[Page and application data records]
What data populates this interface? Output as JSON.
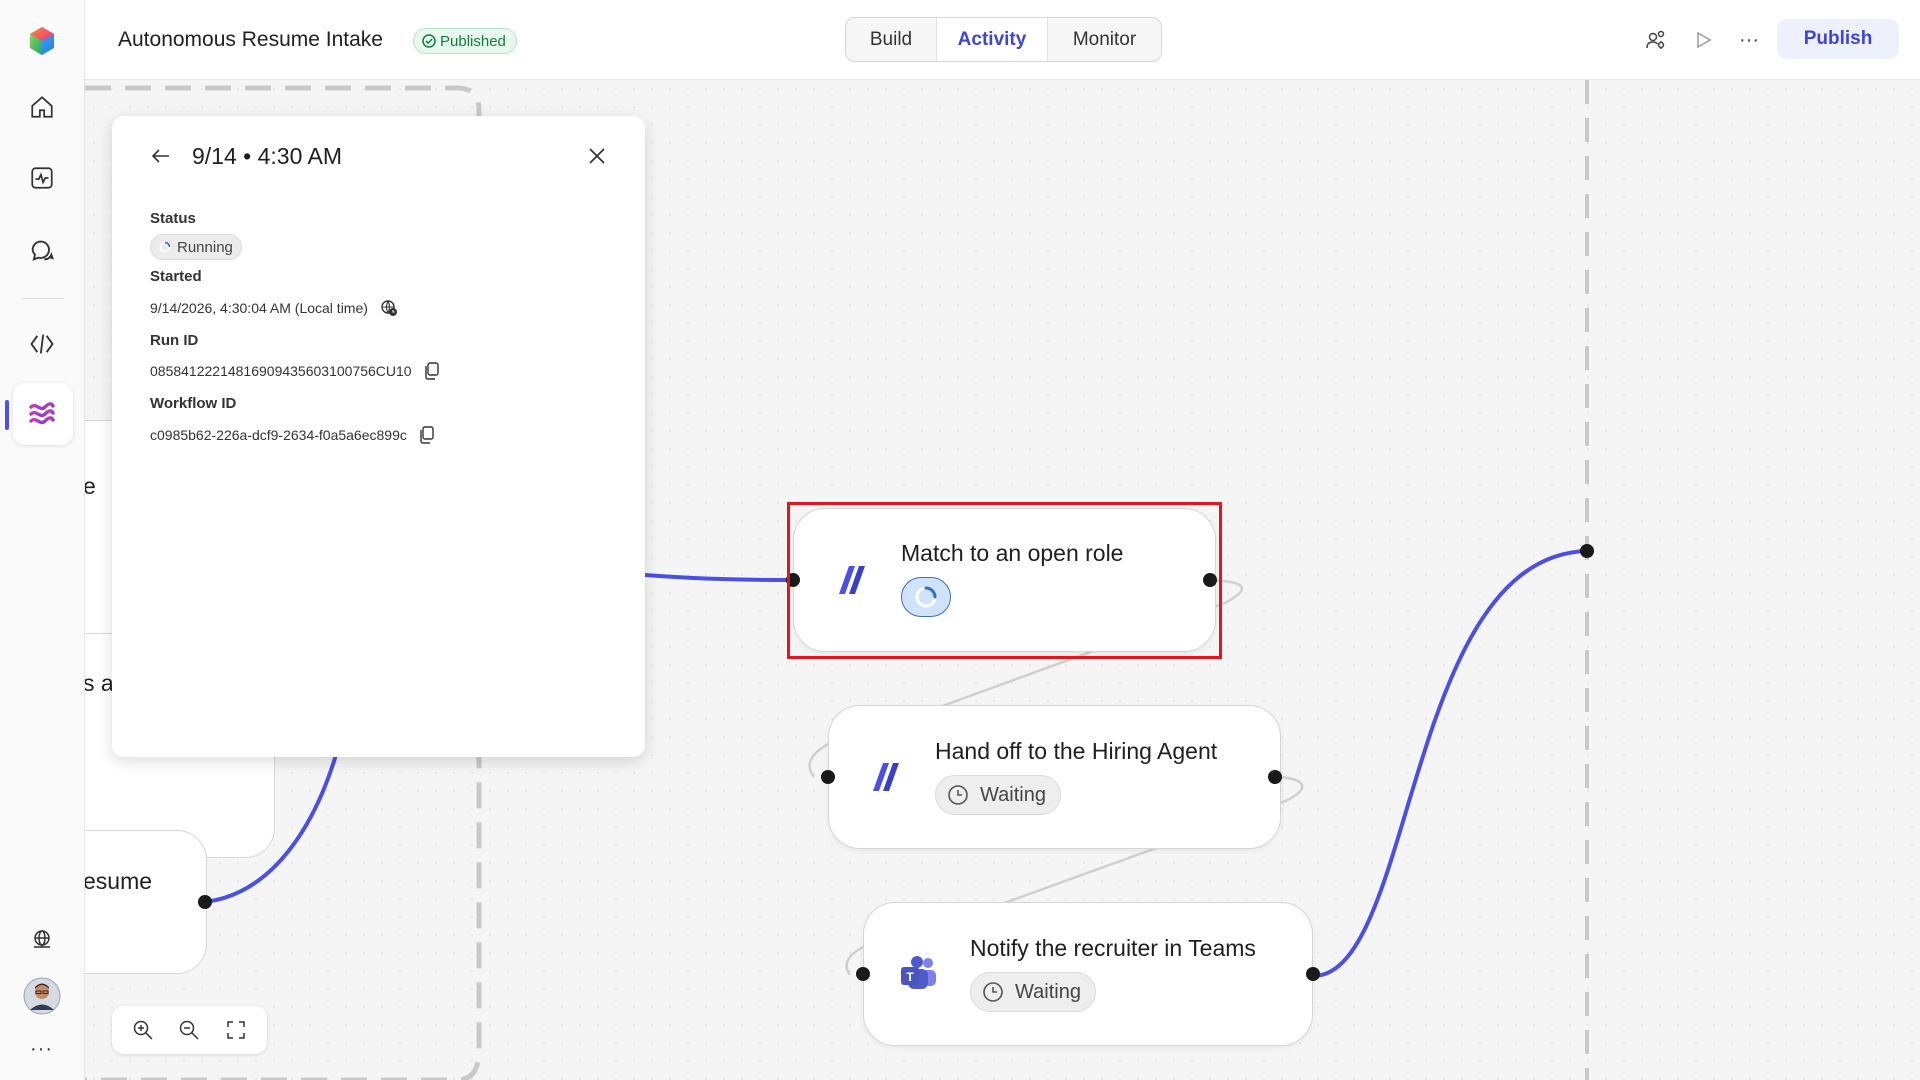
{
  "app": {
    "title": "Autonomous Resume Intake",
    "status_badge": "Published"
  },
  "tabs": [
    {
      "label": "Build",
      "active": false
    },
    {
      "label": "Activity",
      "active": true
    },
    {
      "label": "Monitor",
      "active": false
    }
  ],
  "toolbar": {
    "publish_label": "Publish",
    "more_label": "···"
  },
  "rail": {
    "more_label": "···"
  },
  "panel": {
    "title": "9/14 • 4:30 AM",
    "status_label": "Status",
    "status_value": "Running",
    "started_label": "Started",
    "started_value": "9/14/2026, 4:30:04 AM (Local time)",
    "run_id_label": "Run ID",
    "run_id_value": "08584122214816909435603100756CU10",
    "workflow_id_label": "Workflow ID",
    "workflow_id_value": "c0985b62-226a-dcf9-2634-f0a5a6ec899c"
  },
  "partial_nodes": [
    {
      "text": "e"
    },
    {
      "text": "s a"
    },
    {
      "text": "esume"
    }
  ],
  "nodes": [
    {
      "title": "Match to an open role",
      "status": "running",
      "selected": true
    },
    {
      "title": "Hand off to the Hiring Agent",
      "status": "Waiting"
    },
    {
      "title": "Notify the recruiter in Teams",
      "status": "Waiting"
    }
  ],
  "colors": {
    "accent": "#3f46d6",
    "wire": "#4a50e0",
    "highlight": "#e8141d",
    "published": "#107c41"
  }
}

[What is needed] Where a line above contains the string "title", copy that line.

[Answer section]
    "title": "Autonomous Resume Intake",
    "title": "9/14 • 4:30 AM",
      "title": "Match to an open role",
      "title": "Hand off to the Hiring Agent",
      "title": "Notify the recruiter in Teams",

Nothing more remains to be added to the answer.